WHAT IS BEING ASKED: Work out how many lines in the data that follows contain "description". Write nothing but the number.

DATA TO USE:
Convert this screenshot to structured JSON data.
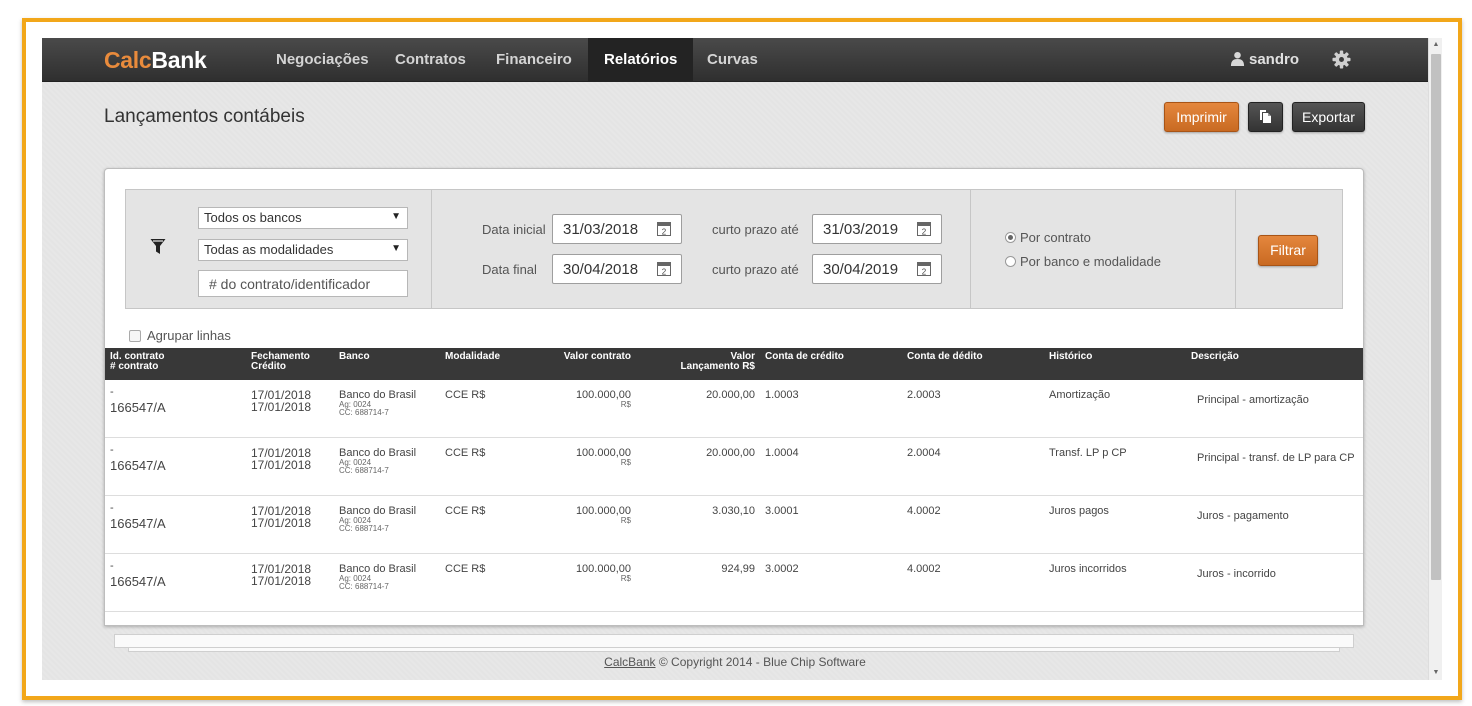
{
  "app": {
    "brand_prefix": "Calc",
    "brand_suffix": "Bank"
  },
  "nav": {
    "items": [
      {
        "label": "Negociações"
      },
      {
        "label": "Contratos"
      },
      {
        "label": "Financeiro"
      },
      {
        "label": "Relatórios"
      },
      {
        "label": "Curvas"
      }
    ],
    "active_item": "Relatórios",
    "user": "sandro"
  },
  "page": {
    "title": "Lançamentos contábeis"
  },
  "toolbar": {
    "print_label": "Imprimir",
    "export_label": "Exportar",
    "copy_icon": "copy-icon"
  },
  "filters": {
    "bank_select": "Todos os bancos",
    "modality_select": "Todas as modalidades",
    "contract_placeholder": "# do contrato/identificador",
    "start_label": "Data inicial",
    "start_date": "31/03/2018",
    "end_label": "Data final",
    "end_date": "30/04/2018",
    "short_term_label": "curto prazo até",
    "short_term_start": "31/03/2019",
    "short_term_end": "30/04/2019",
    "calendar_glyph": "2",
    "radio_by_contract": "Por contrato",
    "radio_by_bank": "Por banco e modalidade",
    "selected_radio": "Por contrato",
    "filter_button": "Filtrar",
    "group_rows_label": "Agrupar linhas"
  },
  "table": {
    "headers": {
      "id_line1": "Id. contrato",
      "id_line2": "# contrato",
      "closing_line1": "Fechamento",
      "closing_line2": "Crédito",
      "bank": "Banco",
      "modality": "Modalidade",
      "contract_value": "Valor contrato",
      "entry_value_line1": "Valor",
      "entry_value_line2": "Lançamento R$",
      "credit_account": "Conta de crédito",
      "debit_account": "Conta de dédito",
      "history": "Histórico",
      "description": "Descrição"
    },
    "rows": [
      {
        "id_prefix": "-",
        "contract": "166547/A",
        "closing": "17/01/2018",
        "credit_date": "17/01/2018",
        "bank": "Banco do Brasil",
        "agency": "Ag: 0024",
        "account": "CC: 688714-7",
        "modality": "CCE R$",
        "contract_value": "100.000,00",
        "currency": "R$",
        "entry_value": "20.000,00",
        "credit_account": "1.0003",
        "debit_account": "2.0003",
        "history": "Amortização",
        "description": "Principal - amortização"
      },
      {
        "id_prefix": "-",
        "contract": "166547/A",
        "closing": "17/01/2018",
        "credit_date": "17/01/2018",
        "bank": "Banco do Brasil",
        "agency": "Ag: 0024",
        "account": "CC: 688714-7",
        "modality": "CCE R$",
        "contract_value": "100.000,00",
        "currency": "R$",
        "entry_value": "20.000,00",
        "credit_account": "1.0004",
        "debit_account": "2.0004",
        "history": "Transf. LP p CP",
        "description": "Principal - transf. de LP para CP"
      },
      {
        "id_prefix": "-",
        "contract": "166547/A",
        "closing": "17/01/2018",
        "credit_date": "17/01/2018",
        "bank": "Banco do Brasil",
        "agency": "Ag: 0024",
        "account": "CC: 688714-7",
        "modality": "CCE R$",
        "contract_value": "100.000,00",
        "currency": "R$",
        "entry_value": "3.030,10",
        "credit_account": "3.0001",
        "debit_account": "4.0002",
        "history": "Juros pagos",
        "description": "Juros - pagamento"
      },
      {
        "id_prefix": "-",
        "contract": "166547/A",
        "closing": "17/01/2018",
        "credit_date": "17/01/2018",
        "bank": "Banco do Brasil",
        "agency": "Ag: 0024",
        "account": "CC: 688714-7",
        "modality": "CCE R$",
        "contract_value": "100.000,00",
        "currency": "R$",
        "entry_value": "924,99",
        "credit_account": "3.0002",
        "debit_account": "4.0002",
        "history": "Juros incorridos",
        "description": "Juros - incorrido"
      }
    ]
  },
  "footer": {
    "link": "CalcBank",
    "text": "© Copyright 2014 - Blue Chip Software"
  },
  "colors": {
    "accent": "#d6762c",
    "frame": "#f2a71a",
    "nav_bg": "#3a3a3a"
  }
}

TASK RESPONSE: 5